* **Instructions to follow**: The records shown below are to be repeated exactly and completely.

App and web page records
◆ ◆ ◆ ◆

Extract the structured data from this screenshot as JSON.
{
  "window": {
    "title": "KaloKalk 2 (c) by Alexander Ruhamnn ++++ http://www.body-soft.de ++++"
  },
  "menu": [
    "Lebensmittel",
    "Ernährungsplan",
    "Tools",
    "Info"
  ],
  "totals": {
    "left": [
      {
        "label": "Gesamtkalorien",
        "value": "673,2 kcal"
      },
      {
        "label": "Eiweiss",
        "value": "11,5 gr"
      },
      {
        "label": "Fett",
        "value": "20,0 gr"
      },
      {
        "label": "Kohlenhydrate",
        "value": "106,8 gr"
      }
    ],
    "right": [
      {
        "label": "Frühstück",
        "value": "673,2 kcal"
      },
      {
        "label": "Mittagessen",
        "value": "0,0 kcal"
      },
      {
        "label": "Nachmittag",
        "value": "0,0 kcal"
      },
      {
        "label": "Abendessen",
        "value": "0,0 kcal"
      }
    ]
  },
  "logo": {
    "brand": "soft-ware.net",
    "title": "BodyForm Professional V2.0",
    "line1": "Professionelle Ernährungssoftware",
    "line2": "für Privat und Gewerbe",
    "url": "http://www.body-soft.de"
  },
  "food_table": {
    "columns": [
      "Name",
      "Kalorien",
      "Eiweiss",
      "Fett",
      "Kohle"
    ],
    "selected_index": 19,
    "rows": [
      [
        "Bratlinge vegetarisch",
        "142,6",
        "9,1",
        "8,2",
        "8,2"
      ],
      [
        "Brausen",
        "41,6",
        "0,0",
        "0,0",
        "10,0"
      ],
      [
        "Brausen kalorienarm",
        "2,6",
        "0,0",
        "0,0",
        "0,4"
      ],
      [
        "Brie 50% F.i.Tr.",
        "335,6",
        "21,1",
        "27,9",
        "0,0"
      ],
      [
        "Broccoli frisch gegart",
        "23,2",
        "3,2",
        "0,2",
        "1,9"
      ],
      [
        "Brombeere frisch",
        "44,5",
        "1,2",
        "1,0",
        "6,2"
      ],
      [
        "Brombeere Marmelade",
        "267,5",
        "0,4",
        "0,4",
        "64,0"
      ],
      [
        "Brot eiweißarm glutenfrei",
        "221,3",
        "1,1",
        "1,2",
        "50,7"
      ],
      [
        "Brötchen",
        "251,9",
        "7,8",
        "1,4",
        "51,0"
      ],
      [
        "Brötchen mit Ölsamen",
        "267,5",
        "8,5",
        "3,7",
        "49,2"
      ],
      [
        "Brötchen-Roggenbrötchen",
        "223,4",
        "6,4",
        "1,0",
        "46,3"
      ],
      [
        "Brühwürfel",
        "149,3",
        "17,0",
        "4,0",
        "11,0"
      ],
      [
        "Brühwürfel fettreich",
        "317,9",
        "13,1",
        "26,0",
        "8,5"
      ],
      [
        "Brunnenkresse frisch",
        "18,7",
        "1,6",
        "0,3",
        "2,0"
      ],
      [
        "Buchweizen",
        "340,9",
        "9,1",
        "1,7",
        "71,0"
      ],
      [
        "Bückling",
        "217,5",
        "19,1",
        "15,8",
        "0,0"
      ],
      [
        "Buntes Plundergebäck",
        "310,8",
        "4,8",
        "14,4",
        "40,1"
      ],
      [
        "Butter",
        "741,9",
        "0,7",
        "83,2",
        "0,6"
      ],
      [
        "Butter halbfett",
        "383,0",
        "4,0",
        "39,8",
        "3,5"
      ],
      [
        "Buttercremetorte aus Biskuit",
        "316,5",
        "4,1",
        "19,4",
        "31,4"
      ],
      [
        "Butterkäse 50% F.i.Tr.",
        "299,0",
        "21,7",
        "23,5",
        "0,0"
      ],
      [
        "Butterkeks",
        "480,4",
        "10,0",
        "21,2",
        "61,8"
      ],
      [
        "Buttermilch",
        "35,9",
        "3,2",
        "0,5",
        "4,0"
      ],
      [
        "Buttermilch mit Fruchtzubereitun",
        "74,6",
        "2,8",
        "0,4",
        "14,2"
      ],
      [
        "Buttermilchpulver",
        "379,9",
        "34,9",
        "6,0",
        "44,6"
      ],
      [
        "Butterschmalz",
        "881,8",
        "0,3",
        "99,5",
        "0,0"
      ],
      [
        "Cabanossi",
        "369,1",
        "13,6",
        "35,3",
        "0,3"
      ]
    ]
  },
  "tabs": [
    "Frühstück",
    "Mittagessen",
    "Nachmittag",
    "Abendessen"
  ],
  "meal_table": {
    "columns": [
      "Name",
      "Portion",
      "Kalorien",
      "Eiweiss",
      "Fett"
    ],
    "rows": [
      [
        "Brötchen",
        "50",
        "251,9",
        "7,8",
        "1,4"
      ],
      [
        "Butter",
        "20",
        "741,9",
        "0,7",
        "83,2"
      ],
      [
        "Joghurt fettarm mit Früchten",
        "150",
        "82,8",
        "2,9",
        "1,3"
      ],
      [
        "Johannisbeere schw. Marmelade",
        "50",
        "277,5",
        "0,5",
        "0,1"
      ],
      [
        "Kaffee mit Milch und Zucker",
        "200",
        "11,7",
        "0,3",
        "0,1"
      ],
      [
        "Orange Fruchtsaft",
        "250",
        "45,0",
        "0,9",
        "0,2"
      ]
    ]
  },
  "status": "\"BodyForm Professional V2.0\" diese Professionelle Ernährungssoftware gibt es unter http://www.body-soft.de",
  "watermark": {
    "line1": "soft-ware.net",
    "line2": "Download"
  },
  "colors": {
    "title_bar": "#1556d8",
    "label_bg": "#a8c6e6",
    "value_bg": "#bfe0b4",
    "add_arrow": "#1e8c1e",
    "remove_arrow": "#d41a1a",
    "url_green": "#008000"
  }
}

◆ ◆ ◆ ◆

* **Answer to this problem**:
Extract the structured data from this screenshot as JSON.
{
  "window": {
    "title": "KaloKalk 2 (c) by Alexander Ruhamnn ++++ http://www.body-soft.de ++++"
  },
  "menu": [
    "Lebensmittel",
    "Ernährungsplan",
    "Tools",
    "Info"
  ],
  "totals": {
    "left": [
      {
        "label": "Gesamtkalorien",
        "value": "673,2 kcal"
      },
      {
        "label": "Eiweiss",
        "value": "11,5 gr"
      },
      {
        "label": "Fett",
        "value": "20,0 gr"
      },
      {
        "label": "Kohlenhydrate",
        "value": "106,8 gr"
      }
    ],
    "right": [
      {
        "label": "Frühstück",
        "value": "673,2 kcal"
      },
      {
        "label": "Mittagessen",
        "value": "0,0 kcal"
      },
      {
        "label": "Nachmittag",
        "value": "0,0 kcal"
      },
      {
        "label": "Abendessen",
        "value": "0,0 kcal"
      }
    ]
  },
  "logo": {
    "brand": "soft-ware.net",
    "title": "BodyForm Professional V2.0",
    "line1": "Professionelle Ernährungssoftware",
    "line2": "für Privat und Gewerbe",
    "url": "http://www.body-soft.de"
  },
  "food_table": {
    "columns": [
      "Name",
      "Kalorien",
      "Eiweiss",
      "Fett",
      "Kohle"
    ],
    "selected_index": 19,
    "rows": [
      [
        "Bratlinge vegetarisch",
        "142,6",
        "9,1",
        "8,2",
        "8,2"
      ],
      [
        "Brausen",
        "41,6",
        "0,0",
        "0,0",
        "10,0"
      ],
      [
        "Brausen kalorienarm",
        "2,6",
        "0,0",
        "0,0",
        "0,4"
      ],
      [
        "Brie 50% F.i.Tr.",
        "335,6",
        "21,1",
        "27,9",
        "0,0"
      ],
      [
        "Broccoli frisch gegart",
        "23,2",
        "3,2",
        "0,2",
        "1,9"
      ],
      [
        "Brombeere frisch",
        "44,5",
        "1,2",
        "1,0",
        "6,2"
      ],
      [
        "Brombeere Marmelade",
        "267,5",
        "0,4",
        "0,4",
        "64,0"
      ],
      [
        "Brot eiweißarm glutenfrei",
        "221,3",
        "1,1",
        "1,2",
        "50,7"
      ],
      [
        "Brötchen",
        "251,9",
        "7,8",
        "1,4",
        "51,0"
      ],
      [
        "Brötchen mit Ölsamen",
        "267,5",
        "8,5",
        "3,7",
        "49,2"
      ],
      [
        "Brötchen-Roggenbrötchen",
        "223,4",
        "6,4",
        "1,0",
        "46,3"
      ],
      [
        "Brühwürfel",
        "149,3",
        "17,0",
        "4,0",
        "11,0"
      ],
      [
        "Brühwürfel fettreich",
        "317,9",
        "13,1",
        "26,0",
        "8,5"
      ],
      [
        "Brunnenkresse frisch",
        "18,7",
        "1,6",
        "0,3",
        "2,0"
      ],
      [
        "Buchweizen",
        "340,9",
        "9,1",
        "1,7",
        "71,0"
      ],
      [
        "Bückling",
        "217,5",
        "19,1",
        "15,8",
        "0,0"
      ],
      [
        "Buntes Plundergebäck",
        "310,8",
        "4,8",
        "14,4",
        "40,1"
      ],
      [
        "Butter",
        "741,9",
        "0,7",
        "83,2",
        "0,6"
      ],
      [
        "Butter halbfett",
        "383,0",
        "4,0",
        "39,8",
        "3,5"
      ],
      [
        "Buttercremetorte aus Biskuit",
        "316,5",
        "4,1",
        "19,4",
        "31,4"
      ],
      [
        "Butterkäse 50% F.i.Tr.",
        "299,0",
        "21,7",
        "23,5",
        "0,0"
      ],
      [
        "Butterkeks",
        "480,4",
        "10,0",
        "21,2",
        "61,8"
      ],
      [
        "Buttermilch",
        "35,9",
        "3,2",
        "0,5",
        "4,0"
      ],
      [
        "Buttermilch mit Fruchtzubereitun",
        "74,6",
        "2,8",
        "0,4",
        "14,2"
      ],
      [
        "Buttermilchpulver",
        "379,9",
        "34,9",
        "6,0",
        "44,6"
      ],
      [
        "Butterschmalz",
        "881,8",
        "0,3",
        "99,5",
        "0,0"
      ],
      [
        "Cabanossi",
        "369,1",
        "13,6",
        "35,3",
        "0,3"
      ]
    ]
  },
  "tabs": [
    "Frühstück",
    "Mittagessen",
    "Nachmittag",
    "Abendessen"
  ],
  "meal_table": {
    "columns": [
      "Name",
      "Portion",
      "Kalorien",
      "Eiweiss",
      "Fett"
    ],
    "rows": [
      [
        "Brötchen",
        "50",
        "251,9",
        "7,8",
        "1,4"
      ],
      [
        "Butter",
        "20",
        "741,9",
        "0,7",
        "83,2"
      ],
      [
        "Joghurt fettarm mit Früchten",
        "150",
        "82,8",
        "2,9",
        "1,3"
      ],
      [
        "Johannisbeere schw. Marmelade",
        "50",
        "277,5",
        "0,5",
        "0,1"
      ],
      [
        "Kaffee mit Milch und Zucker",
        "200",
        "11,7",
        "0,3",
        "0,1"
      ],
      [
        "Orange Fruchtsaft",
        "250",
        "45,0",
        "0,9",
        "0,2"
      ]
    ]
  },
  "status": "\"BodyForm Professional V2.0\" diese Professionelle Ernährungssoftware gibt es unter http://www.body-soft.de",
  "watermark": {
    "line1": "soft-ware.net",
    "line2": "Download"
  },
  "colors": {
    "title_bar": "#1556d8",
    "label_bg": "#a8c6e6",
    "value_bg": "#bfe0b4",
    "add_arrow": "#1e8c1e",
    "remove_arrow": "#d41a1a",
    "url_green": "#008000"
  }
}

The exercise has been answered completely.